Steve Gregory is looking for a few good nerds.
For the associate professor of physics, there is no higher distinction. Gregory’s the first to admit that he’s a nerd himself—a “lab rat,” a guy who spends an absurd amount of time in a special laboratory deep in the bowels of the physics building. There, Gregory and his buddies rip apart and reconfigure any number of high-end scientific gadgets, the functions of which would inspire only head-scratching among normal people.
Atomic force microscopes. Spatial light modulators. Erbium-doped fiber amplifiers with continuous wave lasers.
But Gregory and colleague Bryan Boggs didn’t pull together this panoply of precision devices for their own amusement (although that’s a nice byproduct). The idea is to recruit that certain subset of undergraduates—the ones who aren’t necessarily A-plus speakers but know how to use their hands, the ones who get a charge out of superconductivity projects, the ones for whom the concept of “surface plasmon resonance” resonates, the ones who are, well, for lack of a better word, . . .
“We’re trying to attract nerds,” Gregory said simply. “We need people like ourselves. You bring a nerd down here and they start quivering. That’s one way you can spot one.”
This is the Advanced Projects Lab, where undergraduates use research-grade equipment as they explore the frontiers of modern physics. It’s a proving ground for students wondering if they’ve got the right stuff to do research.
At many large universities, million-dollar scientific instruments are the domain only of graduate students and professors. But Gregory and Boggs— recognizing the importance of inspiring tomorrow’s researchers—went the extra mile to make such equipment available to undergraduates at the UO.
On a recent day at the lab, Mexican exchange students Adriana Vallejo and Mario Martinez worked with a superconducting quantum interference device, or SQUID. Senior Nick Anthony tinkered with a spatial light modulator as he experimented with “optical vortices,” a field of study on the leading edge in research laboratories today.
Physics majors Trevor Jones and Matt Ruby, meanwhile, used a function generator and resonance oscilloscope to study sonoluminescence—the use of sound waves to generate light. Although stumped by the challenge of collecting and measuring the light emitted, both felt the work will help them stand out when they apply to graduate schools.
“The end result is not as important as the path getting there,” Ruby said. “Problem-solving skills are the most versatile skills there are.”

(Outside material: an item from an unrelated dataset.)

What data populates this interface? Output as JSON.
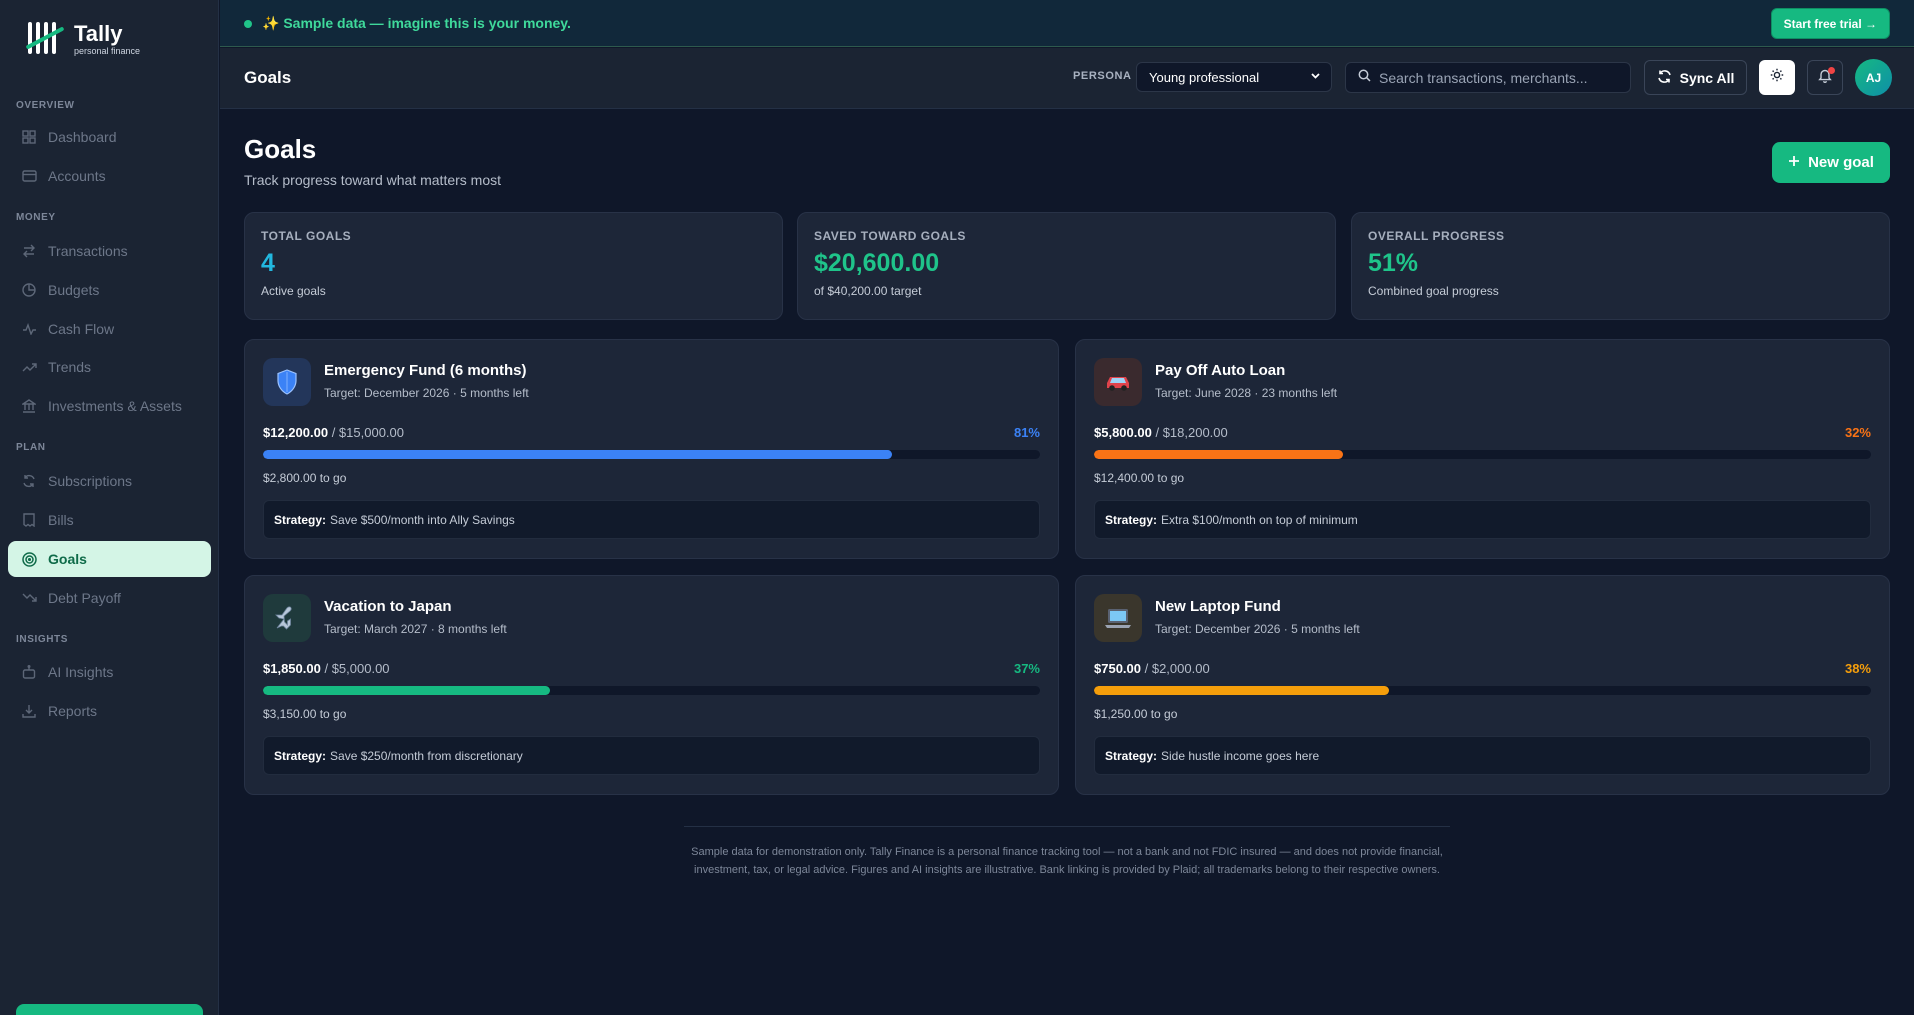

Gregory and Boggs started the lab to give undergraduates a true research experience, one that can’t be taught from a textbook. They got administrative support—and equipment—from then-department head Steve Kevan; physics senior instructor Dean Livelybrooks helped get the program off the ground and Boggs continues as supervisor. Startup funding came from Intel and the Tom and Carol Williams Fund, which supports innovation at the UO.
The laboratory runs year-round, usually for two or four credits. Students typically join in their third or fourth year, pick a project of interest and try to advance on what has already been accomplished.

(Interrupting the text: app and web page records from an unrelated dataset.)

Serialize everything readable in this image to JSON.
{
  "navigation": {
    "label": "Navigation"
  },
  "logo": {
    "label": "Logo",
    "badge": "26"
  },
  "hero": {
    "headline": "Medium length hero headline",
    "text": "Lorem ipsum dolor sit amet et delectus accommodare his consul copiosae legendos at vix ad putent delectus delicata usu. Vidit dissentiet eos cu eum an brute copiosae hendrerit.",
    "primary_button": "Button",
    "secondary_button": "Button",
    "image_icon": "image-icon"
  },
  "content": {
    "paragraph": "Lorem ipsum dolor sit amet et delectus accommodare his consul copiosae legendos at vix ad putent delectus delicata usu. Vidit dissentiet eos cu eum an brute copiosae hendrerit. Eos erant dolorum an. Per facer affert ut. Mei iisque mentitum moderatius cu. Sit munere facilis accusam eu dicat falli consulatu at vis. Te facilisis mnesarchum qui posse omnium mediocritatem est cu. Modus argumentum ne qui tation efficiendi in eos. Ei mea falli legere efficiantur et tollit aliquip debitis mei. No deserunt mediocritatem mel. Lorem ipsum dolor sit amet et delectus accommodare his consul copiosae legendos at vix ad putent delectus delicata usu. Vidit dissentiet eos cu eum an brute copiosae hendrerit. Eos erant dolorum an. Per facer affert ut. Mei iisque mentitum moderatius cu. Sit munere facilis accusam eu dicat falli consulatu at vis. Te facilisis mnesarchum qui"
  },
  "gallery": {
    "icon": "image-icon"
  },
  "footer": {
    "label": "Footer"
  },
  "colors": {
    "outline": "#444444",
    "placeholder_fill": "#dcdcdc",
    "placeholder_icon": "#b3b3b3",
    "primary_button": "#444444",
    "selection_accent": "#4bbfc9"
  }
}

“Students come in on their own schedule,” Boggs said. “Most of the projects are like those in a graduate research lab. There’s a lot of problem-solving.”
Under the eye of lab supervisor Bryan Boggs (right), students such as Jacob Magers work with spatial light modulators and other research-grade equipment.
The laboratory gives professors the ability to write letters of recommendation based on how students perform. The goal is to train young scientists to work independently and think their way through obstacles in an experiment— strengths sought by graduate schools and employers alike.
Ken Gross ’11, an optical engineer with Vancouver, Washington-based nLIGHT Photonics, a maker of semiconductor lasers, said the lab gave him the tools to design the high-power lasers that nLIGHT customers need to process materials.
“Being able to implement something that ‘looks cool’ into actual, repeatable, working science is amazing—and the projects lab is perfect for that,” Gross said. “It gave me the direction of thinking required to keep finding new ways to tackle a difficult application.”
Said Gregory: “It’s important for students to find out how research operates. There will be times where they’ll get stuck. That’s what happens in the real world—you get stuck for a few weeks, you get angry and you deal with it.”
— photo: Michael McDermott